Records from a data collection:
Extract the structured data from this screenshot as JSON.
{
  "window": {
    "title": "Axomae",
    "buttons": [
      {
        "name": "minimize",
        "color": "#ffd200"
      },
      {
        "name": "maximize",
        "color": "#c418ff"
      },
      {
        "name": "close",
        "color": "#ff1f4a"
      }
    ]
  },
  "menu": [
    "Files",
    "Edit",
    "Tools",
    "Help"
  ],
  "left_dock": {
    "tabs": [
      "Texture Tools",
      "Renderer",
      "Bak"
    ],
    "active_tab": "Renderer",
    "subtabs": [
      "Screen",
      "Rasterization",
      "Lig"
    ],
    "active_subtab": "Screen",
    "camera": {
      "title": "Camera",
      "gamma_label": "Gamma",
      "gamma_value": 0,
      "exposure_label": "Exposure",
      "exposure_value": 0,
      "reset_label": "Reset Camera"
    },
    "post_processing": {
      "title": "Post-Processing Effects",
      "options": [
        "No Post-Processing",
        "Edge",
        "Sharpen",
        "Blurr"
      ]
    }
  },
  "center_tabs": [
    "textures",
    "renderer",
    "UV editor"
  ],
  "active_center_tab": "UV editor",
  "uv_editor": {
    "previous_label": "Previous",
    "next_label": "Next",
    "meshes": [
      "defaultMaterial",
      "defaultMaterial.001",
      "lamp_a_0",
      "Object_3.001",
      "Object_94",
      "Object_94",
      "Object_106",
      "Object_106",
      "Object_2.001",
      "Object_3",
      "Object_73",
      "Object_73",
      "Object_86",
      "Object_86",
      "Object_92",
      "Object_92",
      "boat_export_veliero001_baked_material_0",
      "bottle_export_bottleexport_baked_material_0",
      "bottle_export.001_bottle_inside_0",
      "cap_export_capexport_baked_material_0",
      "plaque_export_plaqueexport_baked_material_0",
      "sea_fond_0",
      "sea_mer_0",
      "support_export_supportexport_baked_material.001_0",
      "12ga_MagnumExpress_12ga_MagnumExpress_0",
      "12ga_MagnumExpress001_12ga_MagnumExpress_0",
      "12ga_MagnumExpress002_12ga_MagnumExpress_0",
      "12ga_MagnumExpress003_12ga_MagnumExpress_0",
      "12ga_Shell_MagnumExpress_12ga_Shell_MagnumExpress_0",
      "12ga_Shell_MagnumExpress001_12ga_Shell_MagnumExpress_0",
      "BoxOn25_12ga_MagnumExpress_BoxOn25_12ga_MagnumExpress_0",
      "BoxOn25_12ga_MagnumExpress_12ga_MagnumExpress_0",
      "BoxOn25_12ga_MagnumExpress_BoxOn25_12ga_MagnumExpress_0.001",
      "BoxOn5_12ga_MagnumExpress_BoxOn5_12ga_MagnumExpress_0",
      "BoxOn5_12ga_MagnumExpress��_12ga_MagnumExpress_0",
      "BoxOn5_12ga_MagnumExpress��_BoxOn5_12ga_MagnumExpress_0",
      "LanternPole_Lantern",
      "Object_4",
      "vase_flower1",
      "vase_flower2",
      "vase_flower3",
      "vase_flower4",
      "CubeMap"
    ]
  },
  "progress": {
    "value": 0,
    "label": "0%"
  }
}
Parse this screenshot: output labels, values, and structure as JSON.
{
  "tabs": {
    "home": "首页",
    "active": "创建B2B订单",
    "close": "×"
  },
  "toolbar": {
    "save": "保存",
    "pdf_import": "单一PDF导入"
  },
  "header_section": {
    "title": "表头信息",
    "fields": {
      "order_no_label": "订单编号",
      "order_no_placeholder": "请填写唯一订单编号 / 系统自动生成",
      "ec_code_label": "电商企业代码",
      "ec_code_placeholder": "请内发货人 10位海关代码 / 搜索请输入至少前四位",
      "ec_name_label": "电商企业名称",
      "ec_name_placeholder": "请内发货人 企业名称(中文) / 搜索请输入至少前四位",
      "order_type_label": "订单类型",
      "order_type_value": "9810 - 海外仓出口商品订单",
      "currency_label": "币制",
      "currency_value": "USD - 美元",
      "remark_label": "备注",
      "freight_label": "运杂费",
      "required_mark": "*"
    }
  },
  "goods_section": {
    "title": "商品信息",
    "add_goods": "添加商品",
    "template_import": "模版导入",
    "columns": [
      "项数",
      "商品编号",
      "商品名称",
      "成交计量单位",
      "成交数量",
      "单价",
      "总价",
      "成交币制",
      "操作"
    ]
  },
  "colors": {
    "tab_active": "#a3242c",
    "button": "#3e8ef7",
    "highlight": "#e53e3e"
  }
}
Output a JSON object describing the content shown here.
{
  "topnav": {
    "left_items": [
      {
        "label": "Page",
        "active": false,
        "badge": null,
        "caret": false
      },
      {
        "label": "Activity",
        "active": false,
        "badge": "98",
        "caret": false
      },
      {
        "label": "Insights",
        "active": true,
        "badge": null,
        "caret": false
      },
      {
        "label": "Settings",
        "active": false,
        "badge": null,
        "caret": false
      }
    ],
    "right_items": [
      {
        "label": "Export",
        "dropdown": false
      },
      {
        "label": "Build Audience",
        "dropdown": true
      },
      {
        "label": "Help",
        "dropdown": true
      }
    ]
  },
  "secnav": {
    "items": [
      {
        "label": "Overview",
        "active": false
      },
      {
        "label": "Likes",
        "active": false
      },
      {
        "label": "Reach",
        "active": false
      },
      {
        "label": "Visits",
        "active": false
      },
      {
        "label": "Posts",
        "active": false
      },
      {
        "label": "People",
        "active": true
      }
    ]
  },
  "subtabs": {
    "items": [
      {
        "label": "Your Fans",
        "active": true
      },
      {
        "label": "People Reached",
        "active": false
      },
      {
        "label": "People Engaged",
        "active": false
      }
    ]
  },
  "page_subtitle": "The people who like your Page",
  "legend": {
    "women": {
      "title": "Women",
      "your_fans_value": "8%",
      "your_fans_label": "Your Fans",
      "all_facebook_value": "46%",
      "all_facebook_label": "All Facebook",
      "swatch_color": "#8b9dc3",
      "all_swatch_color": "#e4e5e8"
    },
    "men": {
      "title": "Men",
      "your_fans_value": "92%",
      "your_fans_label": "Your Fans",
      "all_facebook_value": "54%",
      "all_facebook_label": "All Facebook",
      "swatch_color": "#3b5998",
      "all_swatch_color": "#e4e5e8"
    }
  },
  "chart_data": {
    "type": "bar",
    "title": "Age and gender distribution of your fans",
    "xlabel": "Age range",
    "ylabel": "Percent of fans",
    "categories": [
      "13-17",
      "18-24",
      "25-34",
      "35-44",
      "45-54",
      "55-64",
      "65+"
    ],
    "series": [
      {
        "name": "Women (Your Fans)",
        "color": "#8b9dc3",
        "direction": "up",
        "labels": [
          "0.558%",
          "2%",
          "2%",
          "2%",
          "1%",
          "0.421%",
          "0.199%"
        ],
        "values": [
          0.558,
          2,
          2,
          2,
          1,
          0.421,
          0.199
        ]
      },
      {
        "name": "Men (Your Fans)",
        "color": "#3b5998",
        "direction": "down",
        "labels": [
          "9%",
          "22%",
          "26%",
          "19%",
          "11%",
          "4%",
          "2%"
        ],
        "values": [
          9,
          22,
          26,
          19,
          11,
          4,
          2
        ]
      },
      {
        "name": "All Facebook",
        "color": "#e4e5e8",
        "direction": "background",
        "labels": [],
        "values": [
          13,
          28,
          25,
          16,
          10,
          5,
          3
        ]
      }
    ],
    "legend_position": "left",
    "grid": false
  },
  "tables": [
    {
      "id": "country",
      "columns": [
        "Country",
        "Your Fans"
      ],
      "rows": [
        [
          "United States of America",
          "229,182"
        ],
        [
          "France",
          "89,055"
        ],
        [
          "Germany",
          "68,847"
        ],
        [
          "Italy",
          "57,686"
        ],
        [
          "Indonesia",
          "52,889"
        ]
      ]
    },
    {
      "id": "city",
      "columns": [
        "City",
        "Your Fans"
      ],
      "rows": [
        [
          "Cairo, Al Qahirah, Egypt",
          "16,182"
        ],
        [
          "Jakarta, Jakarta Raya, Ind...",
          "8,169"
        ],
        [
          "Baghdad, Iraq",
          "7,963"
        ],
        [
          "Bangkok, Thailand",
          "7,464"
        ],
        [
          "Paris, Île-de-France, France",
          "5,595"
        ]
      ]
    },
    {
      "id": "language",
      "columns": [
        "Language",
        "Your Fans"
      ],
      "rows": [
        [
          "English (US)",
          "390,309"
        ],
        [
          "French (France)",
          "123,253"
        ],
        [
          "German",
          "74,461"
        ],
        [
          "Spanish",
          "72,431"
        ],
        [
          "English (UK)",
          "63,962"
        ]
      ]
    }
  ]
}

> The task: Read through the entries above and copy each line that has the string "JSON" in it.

> Result of the task:
Extract the structured data from this screenshot as JSON.
Parse this screenshot: output labels, values, and structure as JSON.
Output a JSON object describing the content shown here.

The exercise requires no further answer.